What the task requires >>
Find the word "JSON" in the data below and copy each line that holds it.

:: Provided entries ::

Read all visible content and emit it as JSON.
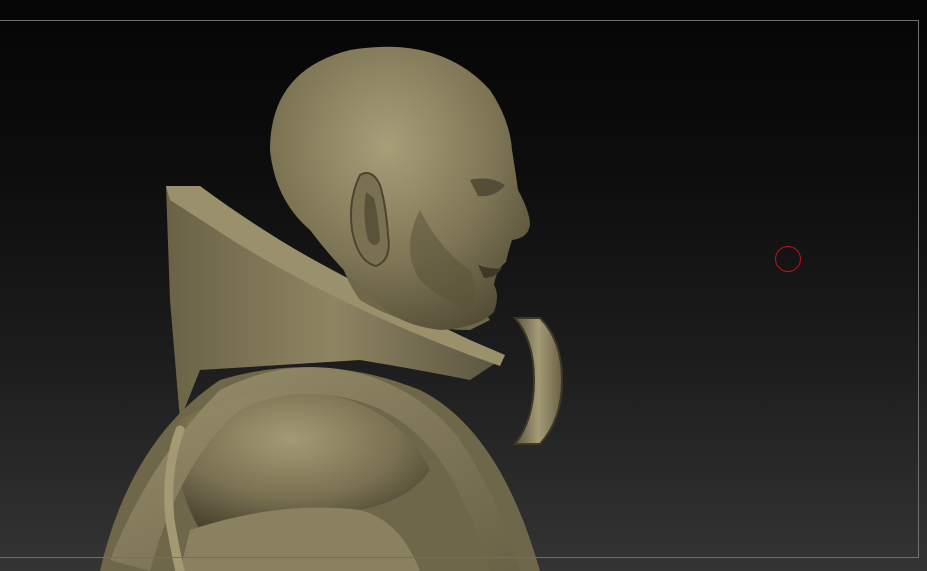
{
  "app": {
    "view": "3d-sculpt-viewport",
    "subject": "bald-male-bust-profile"
  },
  "colors": {
    "material": "#8a8060",
    "material_light": "#b0a680",
    "material_shadow": "#4a4430",
    "background_top": "#050505",
    "background_bottom": "#343434",
    "frame": "#6f6f6f",
    "brush": "#c0121e"
  },
  "icons": {
    "brush_cursor": "circle-brush-cursor-icon"
  }
}
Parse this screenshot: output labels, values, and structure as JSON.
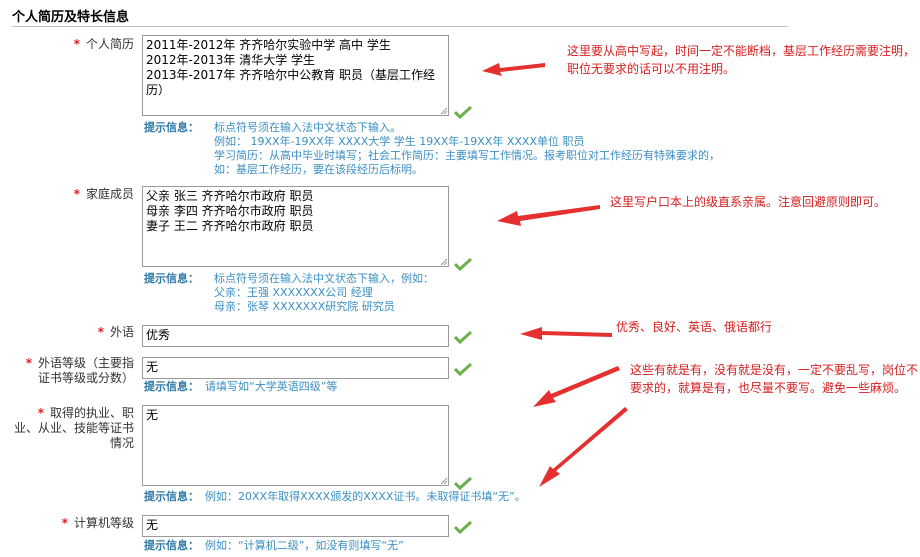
{
  "section_title": "个人简历及特长信息",
  "fields": {
    "resume": {
      "label": "个人简历",
      "value": "2011年-2012年 齐齐哈尔实验中学 高中 学生\n2012年-2013年 清华大学 学生\n2013年-2017年 齐齐哈尔中公教育 职员（基层工作经历）",
      "hint_title": "提示信息：",
      "hint_lines": [
        "标点符号须在输入法中文状态下输入。",
        "例如： 19XX年-19XX年 XXXX大学 学生 19XX年-19XX年 XXXX单位 职员",
        "学习简历：从高中毕业时填写；社会工作简历：主要填写工作情况。报考职位对工作经历有特殊要求的，",
        "如：基层工作经历，要在该段经历后标明。"
      ]
    },
    "family": {
      "label": "家庭成员",
      "value": "父亲 张三 齐齐哈尔市政府 职员\n母亲 李四 齐齐哈尔市政府 职员\n妻子 王二 齐齐哈尔市政府 职员",
      "hint_title": "提示信息：",
      "hint_lines": [
        "标点符号须在输入法中文状态下输入，例如：",
        "父亲：王强 XXXXXXX公司  经理",
        "母亲：张琴 XXXXXXX研究院  研究员"
      ]
    },
    "language": {
      "label": "外语",
      "value": "优秀"
    },
    "language_level": {
      "label_lines": [
        "外语等级（主要指",
        "证书等级或分数）"
      ],
      "value": "无",
      "hint_title": "提示信息：",
      "hint_text": "请填写如“大学英语四级”等"
    },
    "certificates": {
      "label_lines": [
        "取得的执业、职",
        "业、从业、技能等证书",
        "情况"
      ],
      "value": "无",
      "hint_title": "提示信息：",
      "hint_text": "例如：20XX年取得XXXX颁发的XXXX证书。未取得证书填“无”。"
    },
    "computer_level": {
      "label": "计算机等级",
      "value": "无",
      "hint_title": "提示信息：",
      "hint_text": "例如：“计算机二级”，如没有则填写“无”"
    }
  },
  "annotations": {
    "resume_note": "这里要从高中写起，时间一定不能断档，基层工作经历需要注明，职位无要求的话可以不用注明。",
    "family_note": "这里写户口本上的级直系亲属。注意回避原则即可。",
    "language_note": "优秀、良好、英语、俄语都行",
    "certificate_note": "这些有就是有，没有就是没有，一定不要乱写，岗位不要求的，就算是有，也尽量不要写。避免一些麻烦。"
  },
  "colors": {
    "annotation": "#d42020",
    "hint": "#3b8fc2",
    "required_star": "#dd2222",
    "check": "#6ab04c"
  },
  "icons": {
    "required": "asterisk-icon",
    "valid": "green-check-icon",
    "resize": "resize-grip-icon"
  }
}
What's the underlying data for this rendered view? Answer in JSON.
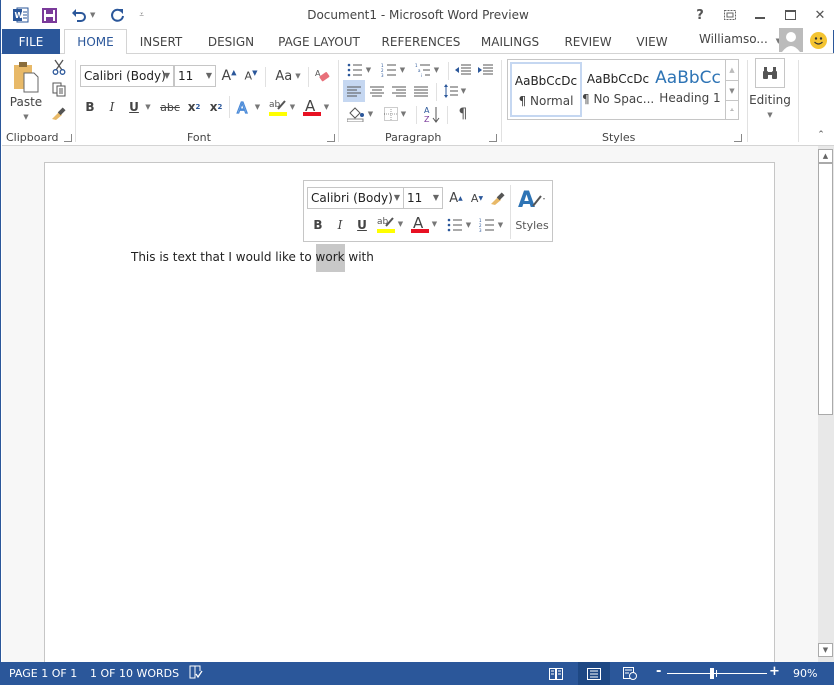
{
  "window": {
    "title": "Document1 - Microsoft Word Preview",
    "controls": {
      "help": "?",
      "restore_ribbon": "ribbon-display-options",
      "minimize": "minimize",
      "maximize": "maximize",
      "close": "close"
    }
  },
  "quick_access": {
    "app_icon": "word-icon",
    "save": "save-icon",
    "undo": "undo-icon",
    "redo": "redo-icon",
    "customize": "customize-icon"
  },
  "tabs": [
    {
      "label": "FILE"
    },
    {
      "label": "HOME",
      "active": true
    },
    {
      "label": "INSERT"
    },
    {
      "label": "DESIGN"
    },
    {
      "label": "PAGE LAYOUT"
    },
    {
      "label": "REFERENCES"
    },
    {
      "label": "MAILINGS"
    },
    {
      "label": "REVIEW"
    },
    {
      "label": "VIEW"
    }
  ],
  "user": {
    "name": "Williamso...",
    "emoji": "smiley"
  },
  "ribbon": {
    "clipboard": {
      "label": "Clipboard",
      "paste": "Paste"
    },
    "font": {
      "label": "Font",
      "font_name": "Calibri (Body)",
      "font_size": "11",
      "change_case": "Aa",
      "bold": "B",
      "italic": "I",
      "underline": "U",
      "strikethrough": "abc",
      "subscript": "x",
      "superscript": "x",
      "highlight_color": "#ffff00",
      "font_color": "#e81123"
    },
    "paragraph": {
      "label": "Paragraph"
    },
    "styles": {
      "label": "Styles",
      "items": [
        {
          "preview": "AaBbCcDc",
          "name": "¶ Normal",
          "selected": true
        },
        {
          "preview": "AaBbCcDc",
          "name": "¶ No Spac..."
        },
        {
          "preview": "AaBbCc",
          "name": "Heading 1"
        }
      ]
    },
    "editing": {
      "label": "Editing"
    }
  },
  "mini_toolbar": {
    "font_name": "Calibri (Body)",
    "font_size": "11",
    "bold": "B",
    "italic": "I",
    "underline": "U",
    "styles": "Styles"
  },
  "document": {
    "text_before": "This is text that I would like to ",
    "selected": "work",
    "text_after": " with"
  },
  "statusbar": {
    "page": "PAGE 1 OF 1",
    "words": "1 OF 10 WORDS",
    "zoom_percent": "90%",
    "zoom_slider_fraction": 0.45,
    "zoom_minus": "-",
    "zoom_plus": "+"
  },
  "colors": {
    "accent": "#2b579a",
    "selection": "#c8c8c8"
  }
}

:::

Answer for the task >>
Read all visible content and emit it as JSON.
Parse this screenshot: output labels, values, and structure as JSON.
What's the underlying data for this rendered view? Answer in JSON.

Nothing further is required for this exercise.